“We are already seeing examples of the promise and opportunity we have with our new bureau, with many employees taking advantage of the new team’s mission in order to increase collaboration and gain new skills,” said Mark Betka, director of the GPA Office of Design and an original working group lead.
GPA leadership prioritized listening throughout the process. Through surveys assessing employee attitudes toward the transition and bureau culture, the broader Department community’s hopes and expectations for GPA, as well as an anonymous inbox where employees across the Department could provide input and submit questions for leadership consideration, the implementation team gathered solid data. The data enabled the leadership team to make informed decisions and monitor and address concerns in real-time from the start.
The efforts of the 13 working groups concluded in September 2019 and laid the groundwork for transitioning GPA toward regular business and achieving its mission of communicating on America’s behalf. Change is energizing but challenging too. Individuals respond to change differently, requiring the GPA frontline managers to work closely with their staff to help everyone navigate the transition successfully.
“This is still just the beginning. We have partnered with private-sector experts on change management and launched a Staff Advisory Forum to further refine [the] GPA culture, cross-bureau collaboration, and diversity efforts,” said Barbara Alston, the implementation team lead.
The coming months will see the new bureau work to institutionalize the change further, achieve greater integration, and fully realize the synergies of the merger, with priority placed on employee engagement every step of the way.
“We delivered on a once-in-a-generation opportunity to determine how the Department successfully communicates with the American people and the world,” said Giuda on the merger’s success. “We remain excited about the opportunities ahead.”
Virginia Blakeman is a senior advisor in the Under Secretary for Public Diplomacy and Public Affairs’ Office of Policy, Planning and Resources. Alexis Sullivan is currently a student at Foreign Service Institute preparing for her upcoming role as public affairs officer in Tashkent.

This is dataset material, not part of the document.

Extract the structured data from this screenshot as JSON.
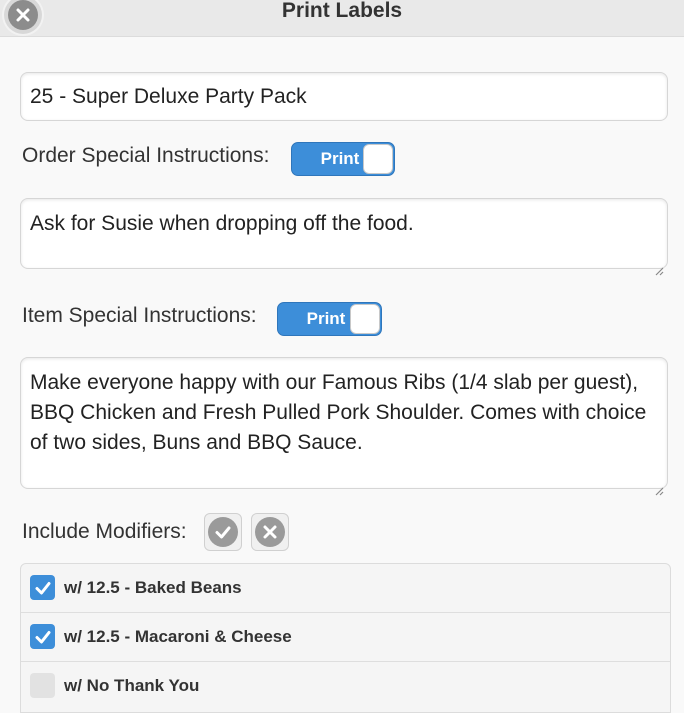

As part of the merger, several entities from PA and IIP not aligned with the core communications capability of GPA transitioned to the Under Secretary for Public Diplomacy and Public Affairs’ Office of Policy, Planning and Resources (R/PPR), the Bureau of Educational and Cultural Affairs (ECA), and the Foreign Service Institute (FSI) where they could better achieve their missions. American Spaces, the U.S. Speaker Program, and TechCamps joined ECA to bring together people-to-people functions; the IIP regional and functional policy liaisons, judicial liaison, networks team, and the U.S. Advisory Commission on Public Diplomacy Secretariat moved to R/PPR along with the National Museum for American Diplomacy (previously the U.S. Diplomacy Center) from PA to consolidate strategic planning and capacity development; and the Office of the Historian joined FSI to integrate the Department’s research and historical resources.